Exercise instructions
Look for the word "shortcut" in the data below, and copy every line that holds it.

Start of Data under study

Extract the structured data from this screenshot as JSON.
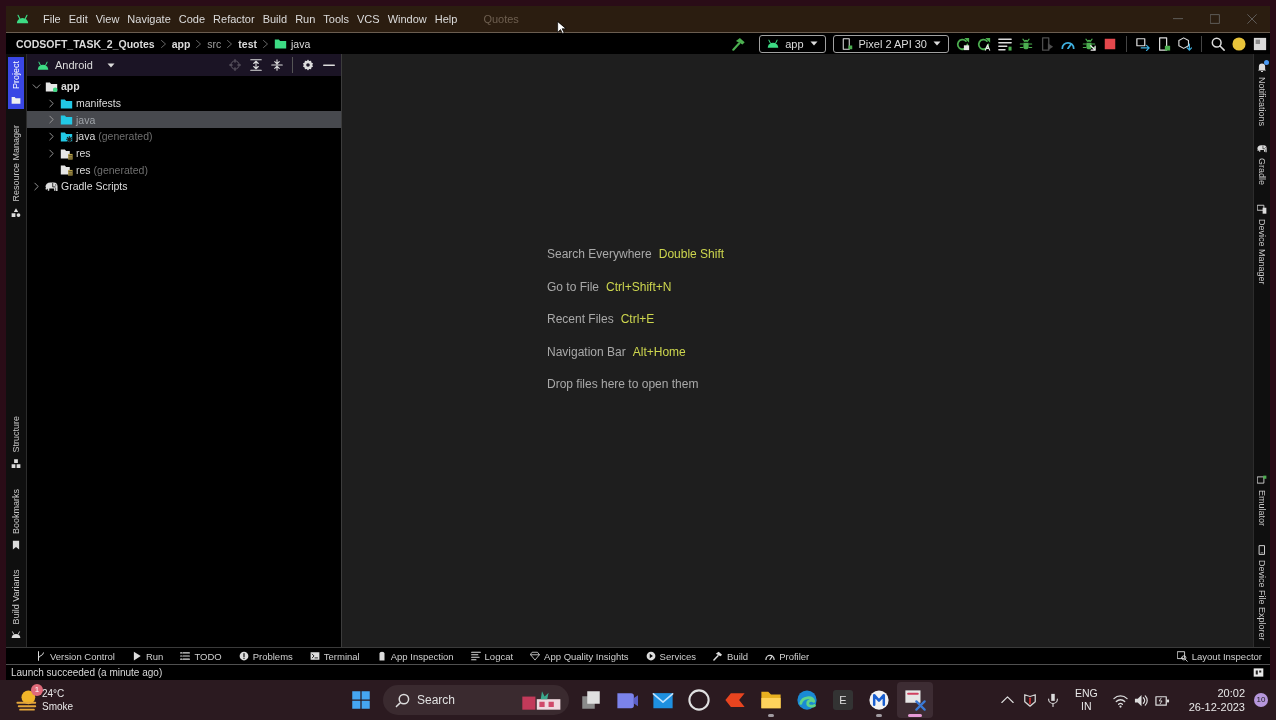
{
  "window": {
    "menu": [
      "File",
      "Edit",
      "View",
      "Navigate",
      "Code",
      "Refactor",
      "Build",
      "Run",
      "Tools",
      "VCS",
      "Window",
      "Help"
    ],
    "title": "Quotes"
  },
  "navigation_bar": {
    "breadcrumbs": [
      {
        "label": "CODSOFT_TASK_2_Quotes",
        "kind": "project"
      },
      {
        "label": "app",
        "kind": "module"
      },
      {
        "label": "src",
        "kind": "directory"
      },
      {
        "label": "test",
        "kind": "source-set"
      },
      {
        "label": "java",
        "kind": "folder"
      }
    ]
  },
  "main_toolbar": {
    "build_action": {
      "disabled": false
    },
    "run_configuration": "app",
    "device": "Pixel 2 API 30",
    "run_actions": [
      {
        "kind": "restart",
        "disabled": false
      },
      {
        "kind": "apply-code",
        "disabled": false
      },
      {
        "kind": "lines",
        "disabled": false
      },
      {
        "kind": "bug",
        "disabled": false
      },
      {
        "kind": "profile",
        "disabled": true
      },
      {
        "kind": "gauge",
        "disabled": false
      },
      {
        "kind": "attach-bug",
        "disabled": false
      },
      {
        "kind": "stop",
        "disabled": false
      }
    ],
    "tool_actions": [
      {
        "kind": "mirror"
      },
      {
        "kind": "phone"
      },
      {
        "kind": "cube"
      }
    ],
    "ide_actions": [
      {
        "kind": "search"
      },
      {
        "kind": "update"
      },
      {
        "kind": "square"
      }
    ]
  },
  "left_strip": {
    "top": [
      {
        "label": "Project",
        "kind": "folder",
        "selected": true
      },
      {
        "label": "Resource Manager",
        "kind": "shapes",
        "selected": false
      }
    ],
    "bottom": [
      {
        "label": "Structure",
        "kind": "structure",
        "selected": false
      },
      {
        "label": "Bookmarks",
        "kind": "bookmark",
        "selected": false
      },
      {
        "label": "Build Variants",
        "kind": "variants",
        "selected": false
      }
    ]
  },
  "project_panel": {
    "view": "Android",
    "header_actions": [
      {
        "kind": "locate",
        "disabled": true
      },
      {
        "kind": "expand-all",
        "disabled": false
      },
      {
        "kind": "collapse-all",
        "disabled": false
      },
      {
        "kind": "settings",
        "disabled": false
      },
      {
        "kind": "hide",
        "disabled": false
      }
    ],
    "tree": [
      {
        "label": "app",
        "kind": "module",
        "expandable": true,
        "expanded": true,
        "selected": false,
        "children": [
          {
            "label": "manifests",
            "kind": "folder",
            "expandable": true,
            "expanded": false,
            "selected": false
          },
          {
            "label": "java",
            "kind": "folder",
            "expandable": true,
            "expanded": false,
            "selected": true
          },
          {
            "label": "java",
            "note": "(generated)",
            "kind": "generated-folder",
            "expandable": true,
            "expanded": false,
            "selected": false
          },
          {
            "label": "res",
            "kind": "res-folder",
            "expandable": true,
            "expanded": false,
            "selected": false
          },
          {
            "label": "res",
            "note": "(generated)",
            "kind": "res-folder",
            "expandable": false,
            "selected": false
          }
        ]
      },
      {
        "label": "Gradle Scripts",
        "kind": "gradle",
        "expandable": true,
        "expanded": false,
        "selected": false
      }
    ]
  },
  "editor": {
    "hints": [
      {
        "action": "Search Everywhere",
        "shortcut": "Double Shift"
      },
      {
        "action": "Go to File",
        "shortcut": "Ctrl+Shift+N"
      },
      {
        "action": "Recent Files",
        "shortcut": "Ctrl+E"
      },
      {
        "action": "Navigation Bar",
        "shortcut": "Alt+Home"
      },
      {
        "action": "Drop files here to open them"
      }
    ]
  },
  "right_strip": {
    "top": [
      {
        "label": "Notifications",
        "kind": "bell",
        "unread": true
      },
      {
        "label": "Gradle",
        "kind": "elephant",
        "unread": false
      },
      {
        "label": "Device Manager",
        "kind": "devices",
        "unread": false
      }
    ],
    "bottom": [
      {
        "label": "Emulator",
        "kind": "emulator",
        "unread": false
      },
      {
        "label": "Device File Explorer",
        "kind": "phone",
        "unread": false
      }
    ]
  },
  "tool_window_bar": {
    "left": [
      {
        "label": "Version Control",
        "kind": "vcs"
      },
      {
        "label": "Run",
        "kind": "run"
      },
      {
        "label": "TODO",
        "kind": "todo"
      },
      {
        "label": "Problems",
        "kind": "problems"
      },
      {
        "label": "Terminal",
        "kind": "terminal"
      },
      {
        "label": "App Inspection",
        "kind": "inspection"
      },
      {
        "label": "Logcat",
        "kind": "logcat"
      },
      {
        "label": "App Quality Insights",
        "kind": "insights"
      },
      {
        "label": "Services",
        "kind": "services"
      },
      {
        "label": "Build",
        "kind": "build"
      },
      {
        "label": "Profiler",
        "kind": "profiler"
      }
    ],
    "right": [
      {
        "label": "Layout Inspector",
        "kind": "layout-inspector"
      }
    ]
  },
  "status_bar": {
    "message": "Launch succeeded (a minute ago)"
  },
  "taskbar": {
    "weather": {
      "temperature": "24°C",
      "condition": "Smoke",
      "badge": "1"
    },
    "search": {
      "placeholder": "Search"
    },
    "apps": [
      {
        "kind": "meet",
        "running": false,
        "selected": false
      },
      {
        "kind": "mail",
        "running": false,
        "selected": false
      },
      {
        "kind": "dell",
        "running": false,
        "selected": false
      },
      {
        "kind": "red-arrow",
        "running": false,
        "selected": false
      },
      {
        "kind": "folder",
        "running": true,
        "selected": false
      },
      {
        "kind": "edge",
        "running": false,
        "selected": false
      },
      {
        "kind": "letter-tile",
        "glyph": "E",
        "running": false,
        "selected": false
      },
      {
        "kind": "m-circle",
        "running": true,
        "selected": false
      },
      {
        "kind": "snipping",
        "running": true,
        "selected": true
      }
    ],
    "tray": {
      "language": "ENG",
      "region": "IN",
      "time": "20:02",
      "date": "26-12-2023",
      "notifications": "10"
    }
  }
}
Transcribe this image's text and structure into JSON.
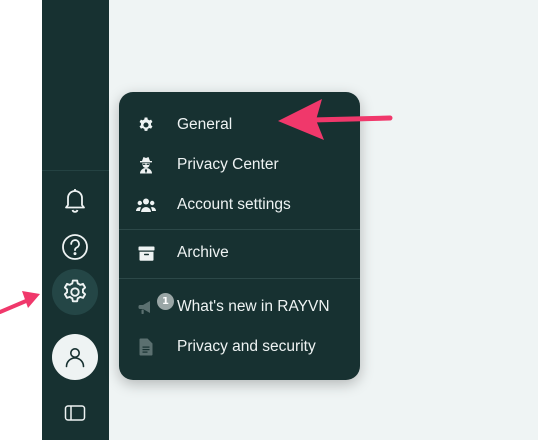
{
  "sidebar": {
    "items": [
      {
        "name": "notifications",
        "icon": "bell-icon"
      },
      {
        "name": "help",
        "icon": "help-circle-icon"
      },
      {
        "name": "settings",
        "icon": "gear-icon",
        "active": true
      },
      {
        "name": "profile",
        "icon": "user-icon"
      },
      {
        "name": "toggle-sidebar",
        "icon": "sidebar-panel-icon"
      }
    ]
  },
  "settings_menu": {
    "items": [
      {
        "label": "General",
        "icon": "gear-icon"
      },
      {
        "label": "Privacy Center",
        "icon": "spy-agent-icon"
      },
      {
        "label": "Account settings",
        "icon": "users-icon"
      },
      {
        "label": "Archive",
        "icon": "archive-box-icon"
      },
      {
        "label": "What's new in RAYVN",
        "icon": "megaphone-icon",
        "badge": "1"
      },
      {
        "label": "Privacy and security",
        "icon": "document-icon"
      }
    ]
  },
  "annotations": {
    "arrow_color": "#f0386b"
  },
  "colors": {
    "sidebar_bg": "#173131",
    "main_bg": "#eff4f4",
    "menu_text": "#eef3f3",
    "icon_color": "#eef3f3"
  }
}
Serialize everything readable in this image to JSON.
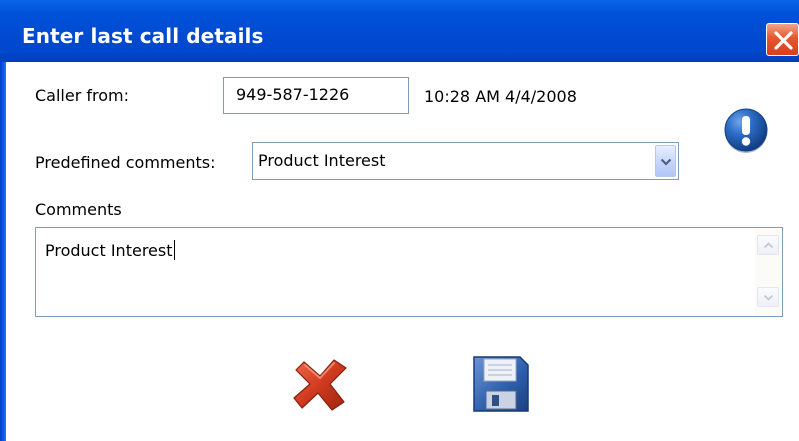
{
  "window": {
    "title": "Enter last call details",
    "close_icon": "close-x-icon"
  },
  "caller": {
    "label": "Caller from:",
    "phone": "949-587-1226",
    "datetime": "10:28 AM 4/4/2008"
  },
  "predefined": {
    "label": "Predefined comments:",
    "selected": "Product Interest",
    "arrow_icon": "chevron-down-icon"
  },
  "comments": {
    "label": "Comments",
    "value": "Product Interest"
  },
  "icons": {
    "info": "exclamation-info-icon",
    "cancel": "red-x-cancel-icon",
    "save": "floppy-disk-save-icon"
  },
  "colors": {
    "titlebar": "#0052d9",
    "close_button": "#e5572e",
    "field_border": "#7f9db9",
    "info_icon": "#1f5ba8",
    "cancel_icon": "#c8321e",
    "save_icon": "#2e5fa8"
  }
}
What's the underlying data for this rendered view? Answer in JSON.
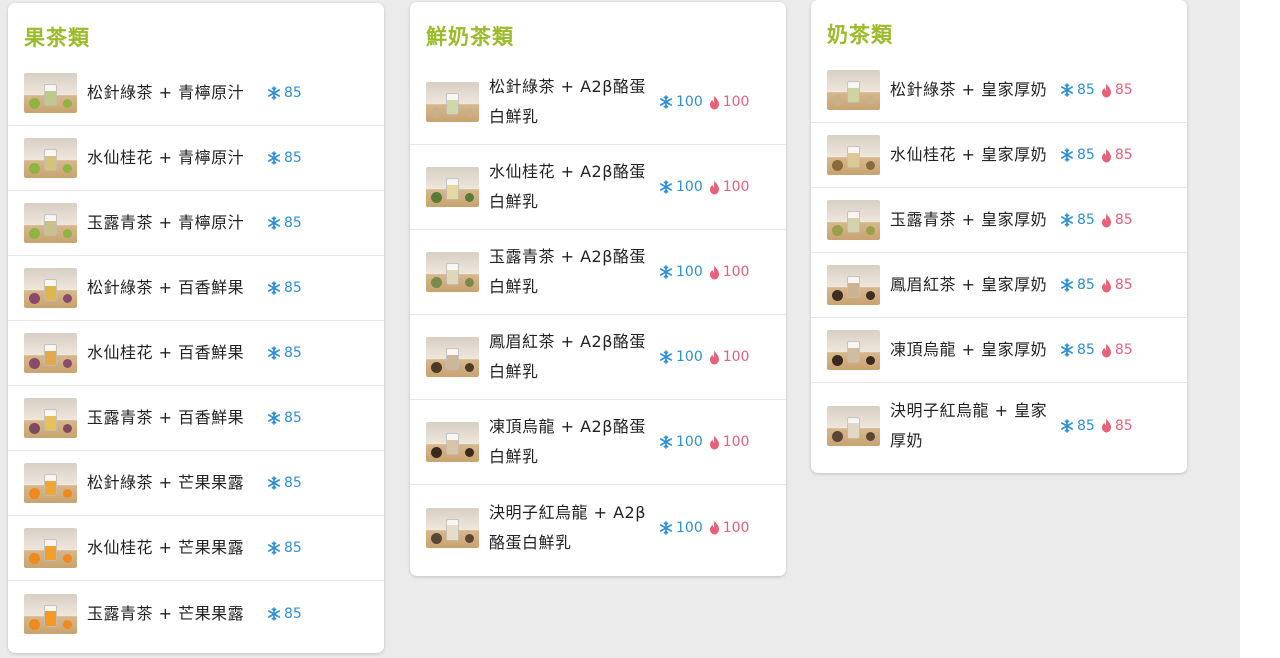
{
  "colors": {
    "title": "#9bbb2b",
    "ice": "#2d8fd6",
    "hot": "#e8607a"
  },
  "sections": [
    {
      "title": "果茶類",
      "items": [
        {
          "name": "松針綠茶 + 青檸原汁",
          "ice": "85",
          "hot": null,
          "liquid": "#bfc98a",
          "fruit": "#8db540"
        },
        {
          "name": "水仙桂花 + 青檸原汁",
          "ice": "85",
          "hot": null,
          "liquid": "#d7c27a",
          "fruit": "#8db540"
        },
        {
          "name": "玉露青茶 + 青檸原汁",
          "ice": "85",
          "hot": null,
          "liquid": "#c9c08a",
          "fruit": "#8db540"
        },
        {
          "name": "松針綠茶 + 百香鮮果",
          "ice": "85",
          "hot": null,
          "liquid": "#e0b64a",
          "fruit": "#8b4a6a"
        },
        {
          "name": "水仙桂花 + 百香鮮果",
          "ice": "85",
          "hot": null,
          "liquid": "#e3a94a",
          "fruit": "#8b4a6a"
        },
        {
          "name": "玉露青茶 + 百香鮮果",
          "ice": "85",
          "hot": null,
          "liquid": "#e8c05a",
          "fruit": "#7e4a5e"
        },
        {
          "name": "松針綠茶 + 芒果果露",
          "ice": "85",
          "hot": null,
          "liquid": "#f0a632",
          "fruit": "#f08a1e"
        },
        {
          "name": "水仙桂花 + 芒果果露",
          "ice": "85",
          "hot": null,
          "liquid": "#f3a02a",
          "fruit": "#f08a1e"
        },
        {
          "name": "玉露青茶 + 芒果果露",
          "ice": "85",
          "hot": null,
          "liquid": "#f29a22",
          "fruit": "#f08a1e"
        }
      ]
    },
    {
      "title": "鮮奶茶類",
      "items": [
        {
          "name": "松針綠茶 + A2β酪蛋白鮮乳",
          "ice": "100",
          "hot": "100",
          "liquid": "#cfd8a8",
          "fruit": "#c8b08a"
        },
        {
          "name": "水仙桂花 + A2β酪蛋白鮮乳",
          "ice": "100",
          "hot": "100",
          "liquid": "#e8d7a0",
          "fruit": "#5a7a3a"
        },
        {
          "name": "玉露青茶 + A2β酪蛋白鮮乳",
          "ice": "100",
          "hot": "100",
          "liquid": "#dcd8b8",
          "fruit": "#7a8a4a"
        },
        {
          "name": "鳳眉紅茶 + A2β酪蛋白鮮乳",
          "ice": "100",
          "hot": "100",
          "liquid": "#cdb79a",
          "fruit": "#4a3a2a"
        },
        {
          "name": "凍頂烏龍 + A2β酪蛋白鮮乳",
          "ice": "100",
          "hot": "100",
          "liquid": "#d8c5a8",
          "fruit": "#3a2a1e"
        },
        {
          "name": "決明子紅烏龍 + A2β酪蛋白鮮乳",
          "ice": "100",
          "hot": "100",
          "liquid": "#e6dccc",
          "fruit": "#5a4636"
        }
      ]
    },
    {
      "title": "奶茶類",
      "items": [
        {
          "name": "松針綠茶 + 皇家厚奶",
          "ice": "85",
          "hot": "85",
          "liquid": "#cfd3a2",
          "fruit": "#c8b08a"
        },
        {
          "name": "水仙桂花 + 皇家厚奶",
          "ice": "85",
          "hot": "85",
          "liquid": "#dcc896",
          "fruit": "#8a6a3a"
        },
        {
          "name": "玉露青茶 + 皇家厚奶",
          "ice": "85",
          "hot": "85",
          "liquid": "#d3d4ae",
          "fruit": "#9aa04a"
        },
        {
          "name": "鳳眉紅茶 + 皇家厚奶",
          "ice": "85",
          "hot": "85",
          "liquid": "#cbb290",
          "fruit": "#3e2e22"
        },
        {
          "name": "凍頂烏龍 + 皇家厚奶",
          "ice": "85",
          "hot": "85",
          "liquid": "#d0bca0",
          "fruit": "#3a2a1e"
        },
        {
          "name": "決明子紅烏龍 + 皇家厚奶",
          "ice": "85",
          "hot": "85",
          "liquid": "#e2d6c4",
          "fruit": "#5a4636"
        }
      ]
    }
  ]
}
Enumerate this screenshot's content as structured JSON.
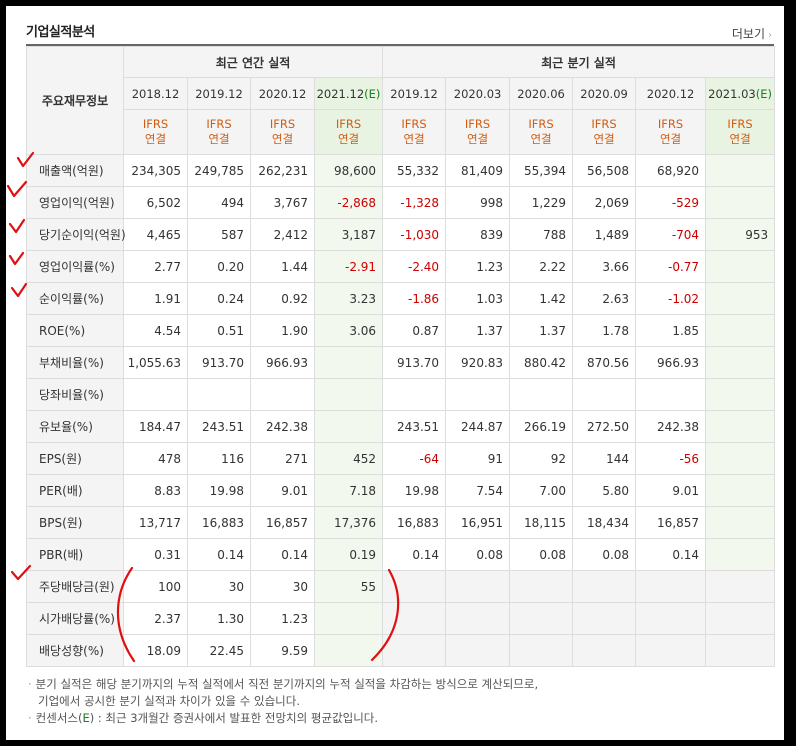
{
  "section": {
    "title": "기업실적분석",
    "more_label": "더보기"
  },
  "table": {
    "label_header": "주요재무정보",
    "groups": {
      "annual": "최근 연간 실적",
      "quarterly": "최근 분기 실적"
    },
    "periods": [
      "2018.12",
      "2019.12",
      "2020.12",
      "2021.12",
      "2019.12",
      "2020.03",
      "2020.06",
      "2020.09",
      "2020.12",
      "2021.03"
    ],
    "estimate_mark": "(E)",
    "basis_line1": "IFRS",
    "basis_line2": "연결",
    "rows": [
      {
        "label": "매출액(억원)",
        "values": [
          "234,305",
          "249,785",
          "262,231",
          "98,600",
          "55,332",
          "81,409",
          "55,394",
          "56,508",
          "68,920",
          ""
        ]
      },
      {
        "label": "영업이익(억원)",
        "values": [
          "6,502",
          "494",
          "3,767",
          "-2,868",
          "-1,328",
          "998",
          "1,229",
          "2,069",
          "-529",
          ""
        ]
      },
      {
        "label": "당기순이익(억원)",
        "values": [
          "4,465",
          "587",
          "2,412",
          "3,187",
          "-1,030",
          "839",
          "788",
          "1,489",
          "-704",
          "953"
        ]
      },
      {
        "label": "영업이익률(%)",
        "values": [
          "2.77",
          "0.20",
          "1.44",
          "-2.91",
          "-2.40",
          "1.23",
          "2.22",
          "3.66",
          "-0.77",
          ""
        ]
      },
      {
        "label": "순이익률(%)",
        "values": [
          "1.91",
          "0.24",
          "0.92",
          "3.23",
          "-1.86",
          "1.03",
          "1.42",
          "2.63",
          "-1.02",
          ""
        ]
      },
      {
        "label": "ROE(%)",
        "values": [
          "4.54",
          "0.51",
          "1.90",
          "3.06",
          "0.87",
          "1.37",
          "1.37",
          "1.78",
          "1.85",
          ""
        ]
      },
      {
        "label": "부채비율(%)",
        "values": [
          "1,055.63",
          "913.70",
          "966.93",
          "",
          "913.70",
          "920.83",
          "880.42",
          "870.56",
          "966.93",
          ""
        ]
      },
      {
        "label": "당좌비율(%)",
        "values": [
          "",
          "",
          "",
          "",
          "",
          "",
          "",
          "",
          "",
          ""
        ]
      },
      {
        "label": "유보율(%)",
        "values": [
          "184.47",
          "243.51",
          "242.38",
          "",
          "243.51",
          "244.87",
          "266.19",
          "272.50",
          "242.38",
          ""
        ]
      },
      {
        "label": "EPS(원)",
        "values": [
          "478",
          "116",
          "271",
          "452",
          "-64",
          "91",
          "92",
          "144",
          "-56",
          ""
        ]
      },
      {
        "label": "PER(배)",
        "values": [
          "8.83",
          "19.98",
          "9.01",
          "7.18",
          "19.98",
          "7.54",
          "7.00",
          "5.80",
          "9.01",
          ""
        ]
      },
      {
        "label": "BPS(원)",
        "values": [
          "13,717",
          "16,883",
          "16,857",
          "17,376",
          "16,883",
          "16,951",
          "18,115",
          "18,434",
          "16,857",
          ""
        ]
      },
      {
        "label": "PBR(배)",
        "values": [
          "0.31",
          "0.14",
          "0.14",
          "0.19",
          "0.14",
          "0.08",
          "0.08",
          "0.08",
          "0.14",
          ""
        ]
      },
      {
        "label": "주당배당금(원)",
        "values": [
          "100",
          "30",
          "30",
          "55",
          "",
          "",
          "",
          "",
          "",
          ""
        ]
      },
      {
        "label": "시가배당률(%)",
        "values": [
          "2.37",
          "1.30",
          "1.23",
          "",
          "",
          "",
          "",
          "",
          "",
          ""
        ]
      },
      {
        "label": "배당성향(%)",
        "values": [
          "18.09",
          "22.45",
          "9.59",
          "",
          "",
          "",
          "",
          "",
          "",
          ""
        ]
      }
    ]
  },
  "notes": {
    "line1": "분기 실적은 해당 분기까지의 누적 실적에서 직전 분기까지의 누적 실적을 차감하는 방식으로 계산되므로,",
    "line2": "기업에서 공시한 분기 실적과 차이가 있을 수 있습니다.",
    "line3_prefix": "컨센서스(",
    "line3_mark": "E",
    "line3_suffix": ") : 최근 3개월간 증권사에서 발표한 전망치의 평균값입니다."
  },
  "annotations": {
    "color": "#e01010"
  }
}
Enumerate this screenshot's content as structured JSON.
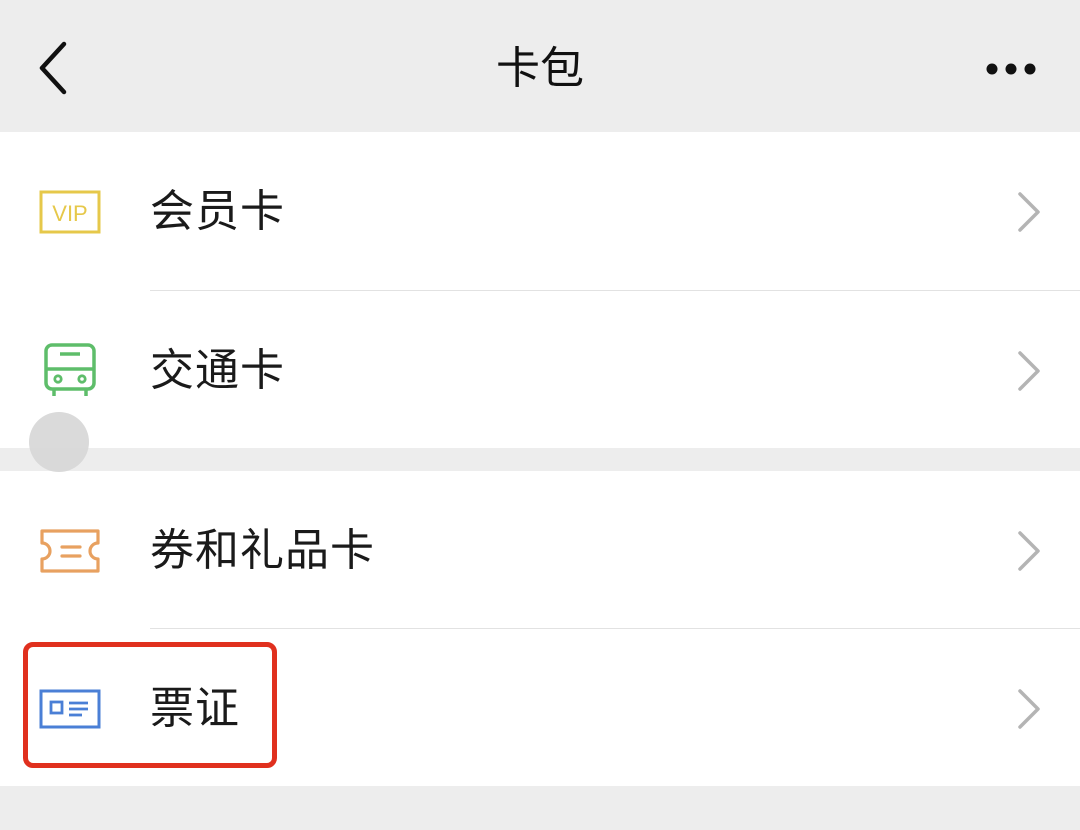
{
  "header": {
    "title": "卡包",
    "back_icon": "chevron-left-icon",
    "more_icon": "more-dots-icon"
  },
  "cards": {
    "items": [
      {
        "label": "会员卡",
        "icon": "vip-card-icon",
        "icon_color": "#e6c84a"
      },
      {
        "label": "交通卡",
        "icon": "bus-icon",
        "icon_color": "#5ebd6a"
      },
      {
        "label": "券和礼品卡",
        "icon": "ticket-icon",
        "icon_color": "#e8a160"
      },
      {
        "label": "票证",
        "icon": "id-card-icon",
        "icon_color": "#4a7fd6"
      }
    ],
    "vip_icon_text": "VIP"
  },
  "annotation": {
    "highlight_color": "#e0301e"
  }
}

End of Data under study

Written reply
        "shortcut": "Double Shift"
        "shortcut": "Ctrl+Shift+N"
        "shortcut": "Ctrl+E"
        "shortcut": "Alt+Home"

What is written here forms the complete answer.